_Exercise instructions_: Line by line, copy the material below exactly.

━━ Exercise data

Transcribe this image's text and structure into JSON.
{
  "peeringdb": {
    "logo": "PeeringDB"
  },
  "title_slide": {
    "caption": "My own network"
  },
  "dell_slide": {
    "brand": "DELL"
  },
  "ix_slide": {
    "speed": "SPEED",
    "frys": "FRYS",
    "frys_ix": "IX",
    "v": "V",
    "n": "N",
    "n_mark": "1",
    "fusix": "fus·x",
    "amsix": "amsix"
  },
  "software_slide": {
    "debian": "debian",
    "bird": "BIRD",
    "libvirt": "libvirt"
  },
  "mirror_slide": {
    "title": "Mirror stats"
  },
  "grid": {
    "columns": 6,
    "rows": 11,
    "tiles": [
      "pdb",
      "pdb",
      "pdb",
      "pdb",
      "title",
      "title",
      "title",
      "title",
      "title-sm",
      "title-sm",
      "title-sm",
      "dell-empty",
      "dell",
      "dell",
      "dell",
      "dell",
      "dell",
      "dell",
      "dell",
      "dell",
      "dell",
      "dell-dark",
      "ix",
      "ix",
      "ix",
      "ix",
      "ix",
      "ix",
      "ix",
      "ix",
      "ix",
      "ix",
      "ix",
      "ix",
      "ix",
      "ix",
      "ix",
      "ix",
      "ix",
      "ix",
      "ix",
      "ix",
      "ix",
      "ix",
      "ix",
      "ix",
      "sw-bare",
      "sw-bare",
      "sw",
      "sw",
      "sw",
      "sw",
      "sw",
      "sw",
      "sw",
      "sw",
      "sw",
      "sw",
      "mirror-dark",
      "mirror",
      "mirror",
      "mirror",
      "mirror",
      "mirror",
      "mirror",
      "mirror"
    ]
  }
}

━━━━

_Answer to the exercise_:
Transcribe this image's text and structure into JSON.
{
  "peeringdb": {
    "logo": "PeeringDB"
  },
  "title_slide": {
    "caption": "My own network"
  },
  "dell_slide": {
    "brand": "DELL"
  },
  "ix_slide": {
    "speed": "SPEED",
    "frys": "FRYS",
    "frys_ix": "IX",
    "v": "V",
    "n": "N",
    "n_mark": "1",
    "fusix": "fus·x",
    "amsix": "amsix"
  },
  "software_slide": {
    "debian": "debian",
    "bird": "BIRD",
    "libvirt": "libvirt"
  },
  "mirror_slide": {
    "title": "Mirror stats"
  },
  "grid": {
    "columns": 6,
    "rows": 11,
    "tiles": [
      "pdb",
      "pdb",
      "pdb",
      "pdb",
      "title",
      "title",
      "title",
      "title",
      "title-sm",
      "title-sm",
      "title-sm",
      "dell-empty",
      "dell",
      "dell",
      "dell",
      "dell",
      "dell",
      "dell",
      "dell",
      "dell",
      "dell",
      "dell-dark",
      "ix",
      "ix",
      "ix",
      "ix",
      "ix",
      "ix",
      "ix",
      "ix",
      "ix",
      "ix",
      "ix",
      "ix",
      "ix",
      "ix",
      "ix",
      "ix",
      "ix",
      "ix",
      "ix",
      "ix",
      "ix",
      "ix",
      "ix",
      "ix",
      "sw-bare",
      "sw-bare",
      "sw",
      "sw",
      "sw",
      "sw",
      "sw",
      "sw",
      "sw",
      "sw",
      "sw",
      "sw",
      "mirror-dark",
      "mirror",
      "mirror",
      "mirror",
      "mirror",
      "mirror",
      "mirror",
      "mirror"
    ]
  }
}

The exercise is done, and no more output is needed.